#### SUPPLIED DATA
_ _ _ _ _

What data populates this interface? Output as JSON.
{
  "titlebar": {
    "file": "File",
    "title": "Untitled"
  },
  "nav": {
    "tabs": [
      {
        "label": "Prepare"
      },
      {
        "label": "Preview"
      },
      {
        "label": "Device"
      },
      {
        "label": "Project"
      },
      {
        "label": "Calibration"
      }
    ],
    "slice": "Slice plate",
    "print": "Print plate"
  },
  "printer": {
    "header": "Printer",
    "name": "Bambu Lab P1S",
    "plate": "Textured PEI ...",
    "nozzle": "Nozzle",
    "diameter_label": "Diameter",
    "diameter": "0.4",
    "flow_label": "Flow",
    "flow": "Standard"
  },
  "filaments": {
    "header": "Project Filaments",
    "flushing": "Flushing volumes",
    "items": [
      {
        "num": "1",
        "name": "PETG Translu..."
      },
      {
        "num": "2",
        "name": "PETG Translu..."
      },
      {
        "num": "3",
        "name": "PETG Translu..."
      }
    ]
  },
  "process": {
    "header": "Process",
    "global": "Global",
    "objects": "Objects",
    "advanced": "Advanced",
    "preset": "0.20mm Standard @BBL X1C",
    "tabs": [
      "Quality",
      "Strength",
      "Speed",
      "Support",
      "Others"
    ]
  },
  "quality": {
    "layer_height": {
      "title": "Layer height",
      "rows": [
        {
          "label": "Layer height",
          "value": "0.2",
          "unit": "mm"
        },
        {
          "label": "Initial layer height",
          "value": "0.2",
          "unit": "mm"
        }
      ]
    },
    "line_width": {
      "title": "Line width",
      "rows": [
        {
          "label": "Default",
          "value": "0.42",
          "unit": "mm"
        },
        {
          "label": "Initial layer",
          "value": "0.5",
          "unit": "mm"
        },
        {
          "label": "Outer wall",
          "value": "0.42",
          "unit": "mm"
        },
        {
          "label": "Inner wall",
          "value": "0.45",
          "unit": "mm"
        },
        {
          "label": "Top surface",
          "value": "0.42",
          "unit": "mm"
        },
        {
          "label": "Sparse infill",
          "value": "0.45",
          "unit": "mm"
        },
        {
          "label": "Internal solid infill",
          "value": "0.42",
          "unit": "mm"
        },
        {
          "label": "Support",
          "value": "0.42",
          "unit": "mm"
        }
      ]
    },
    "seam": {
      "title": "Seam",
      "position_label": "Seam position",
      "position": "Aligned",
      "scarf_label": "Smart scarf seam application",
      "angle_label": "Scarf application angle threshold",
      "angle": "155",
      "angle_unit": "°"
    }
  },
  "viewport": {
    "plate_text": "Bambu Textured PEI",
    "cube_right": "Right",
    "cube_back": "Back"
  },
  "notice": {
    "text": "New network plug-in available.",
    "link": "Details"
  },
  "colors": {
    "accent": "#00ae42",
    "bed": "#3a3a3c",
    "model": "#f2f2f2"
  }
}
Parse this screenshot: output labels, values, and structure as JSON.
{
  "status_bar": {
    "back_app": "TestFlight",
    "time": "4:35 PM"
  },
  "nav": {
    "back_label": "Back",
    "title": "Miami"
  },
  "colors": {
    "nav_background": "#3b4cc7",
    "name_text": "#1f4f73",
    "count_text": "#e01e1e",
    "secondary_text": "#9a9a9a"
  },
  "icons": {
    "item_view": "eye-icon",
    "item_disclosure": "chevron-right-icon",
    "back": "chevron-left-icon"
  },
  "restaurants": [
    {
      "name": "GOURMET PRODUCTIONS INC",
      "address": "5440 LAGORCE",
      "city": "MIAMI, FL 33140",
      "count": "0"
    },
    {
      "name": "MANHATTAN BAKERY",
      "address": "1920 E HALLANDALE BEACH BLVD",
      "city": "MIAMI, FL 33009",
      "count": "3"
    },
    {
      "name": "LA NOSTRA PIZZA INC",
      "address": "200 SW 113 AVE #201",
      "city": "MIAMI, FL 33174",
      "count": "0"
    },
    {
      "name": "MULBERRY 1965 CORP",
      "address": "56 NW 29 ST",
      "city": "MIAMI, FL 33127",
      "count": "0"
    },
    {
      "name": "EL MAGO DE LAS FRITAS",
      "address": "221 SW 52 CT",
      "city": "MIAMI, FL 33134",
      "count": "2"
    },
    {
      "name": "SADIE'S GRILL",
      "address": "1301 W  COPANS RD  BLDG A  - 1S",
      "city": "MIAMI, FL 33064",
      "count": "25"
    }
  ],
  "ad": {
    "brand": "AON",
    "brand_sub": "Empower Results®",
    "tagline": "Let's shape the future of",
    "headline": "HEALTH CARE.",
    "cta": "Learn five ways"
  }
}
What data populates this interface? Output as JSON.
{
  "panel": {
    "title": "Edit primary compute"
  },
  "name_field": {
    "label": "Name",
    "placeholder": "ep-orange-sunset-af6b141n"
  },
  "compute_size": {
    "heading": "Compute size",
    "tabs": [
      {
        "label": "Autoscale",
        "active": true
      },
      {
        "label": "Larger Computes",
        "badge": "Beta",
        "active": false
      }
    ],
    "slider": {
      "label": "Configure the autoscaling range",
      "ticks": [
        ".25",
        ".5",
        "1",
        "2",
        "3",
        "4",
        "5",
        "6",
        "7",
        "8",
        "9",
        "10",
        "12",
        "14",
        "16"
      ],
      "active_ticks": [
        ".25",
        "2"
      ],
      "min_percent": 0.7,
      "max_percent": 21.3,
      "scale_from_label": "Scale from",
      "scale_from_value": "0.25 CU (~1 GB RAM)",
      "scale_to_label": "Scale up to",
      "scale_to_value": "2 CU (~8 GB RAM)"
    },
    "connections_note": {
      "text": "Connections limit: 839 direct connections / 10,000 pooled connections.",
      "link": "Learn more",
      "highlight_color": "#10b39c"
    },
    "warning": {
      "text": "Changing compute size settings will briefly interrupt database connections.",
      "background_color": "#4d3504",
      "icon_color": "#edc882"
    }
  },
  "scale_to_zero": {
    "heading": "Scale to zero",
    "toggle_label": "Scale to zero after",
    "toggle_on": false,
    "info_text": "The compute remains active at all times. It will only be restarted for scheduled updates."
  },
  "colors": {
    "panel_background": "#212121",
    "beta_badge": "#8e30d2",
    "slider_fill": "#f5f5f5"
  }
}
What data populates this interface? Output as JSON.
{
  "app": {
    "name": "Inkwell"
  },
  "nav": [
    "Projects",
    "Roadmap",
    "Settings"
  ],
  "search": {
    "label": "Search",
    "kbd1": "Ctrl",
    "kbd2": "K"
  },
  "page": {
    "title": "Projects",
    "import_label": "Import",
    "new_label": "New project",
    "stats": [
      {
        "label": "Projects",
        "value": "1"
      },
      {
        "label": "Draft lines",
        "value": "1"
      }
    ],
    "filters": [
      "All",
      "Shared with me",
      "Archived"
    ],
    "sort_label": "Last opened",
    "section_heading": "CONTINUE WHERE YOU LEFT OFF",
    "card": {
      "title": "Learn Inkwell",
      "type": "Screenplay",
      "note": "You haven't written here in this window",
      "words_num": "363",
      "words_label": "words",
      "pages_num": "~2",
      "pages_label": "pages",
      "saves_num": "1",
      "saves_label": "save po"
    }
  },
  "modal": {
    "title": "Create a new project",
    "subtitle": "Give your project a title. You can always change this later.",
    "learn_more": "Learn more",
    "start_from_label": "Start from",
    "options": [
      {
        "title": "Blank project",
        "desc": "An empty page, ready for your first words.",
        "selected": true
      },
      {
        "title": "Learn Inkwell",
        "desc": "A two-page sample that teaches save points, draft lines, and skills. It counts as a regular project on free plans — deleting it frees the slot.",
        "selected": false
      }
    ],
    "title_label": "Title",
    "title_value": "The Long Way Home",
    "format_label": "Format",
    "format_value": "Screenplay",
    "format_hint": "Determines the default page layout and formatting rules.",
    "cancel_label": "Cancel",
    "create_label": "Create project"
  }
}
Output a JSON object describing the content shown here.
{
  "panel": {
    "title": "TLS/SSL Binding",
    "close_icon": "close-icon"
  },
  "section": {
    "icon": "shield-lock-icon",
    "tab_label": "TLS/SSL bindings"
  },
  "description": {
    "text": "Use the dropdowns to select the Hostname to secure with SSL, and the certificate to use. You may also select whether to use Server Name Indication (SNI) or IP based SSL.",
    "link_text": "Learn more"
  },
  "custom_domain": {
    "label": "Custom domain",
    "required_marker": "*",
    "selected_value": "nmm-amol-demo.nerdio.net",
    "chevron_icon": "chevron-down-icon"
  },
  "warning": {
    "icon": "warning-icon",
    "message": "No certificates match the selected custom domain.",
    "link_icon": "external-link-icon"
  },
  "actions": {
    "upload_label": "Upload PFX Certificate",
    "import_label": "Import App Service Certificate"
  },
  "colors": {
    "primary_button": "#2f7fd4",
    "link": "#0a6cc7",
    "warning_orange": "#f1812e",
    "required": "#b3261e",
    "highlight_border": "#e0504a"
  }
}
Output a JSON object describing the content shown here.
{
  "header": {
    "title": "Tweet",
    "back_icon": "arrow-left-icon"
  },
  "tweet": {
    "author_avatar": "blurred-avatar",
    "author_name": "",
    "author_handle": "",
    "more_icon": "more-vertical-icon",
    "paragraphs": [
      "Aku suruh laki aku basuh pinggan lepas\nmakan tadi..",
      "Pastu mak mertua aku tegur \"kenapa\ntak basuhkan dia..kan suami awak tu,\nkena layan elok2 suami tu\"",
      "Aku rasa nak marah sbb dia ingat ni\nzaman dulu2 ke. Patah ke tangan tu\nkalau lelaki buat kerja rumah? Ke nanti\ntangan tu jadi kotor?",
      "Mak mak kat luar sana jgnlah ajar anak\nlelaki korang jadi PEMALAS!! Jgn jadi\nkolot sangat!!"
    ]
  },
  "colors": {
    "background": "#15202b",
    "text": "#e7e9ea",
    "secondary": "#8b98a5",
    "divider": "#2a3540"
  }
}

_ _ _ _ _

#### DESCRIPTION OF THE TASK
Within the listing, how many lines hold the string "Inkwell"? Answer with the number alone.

#### OUTPUT FOR THIS TASK
3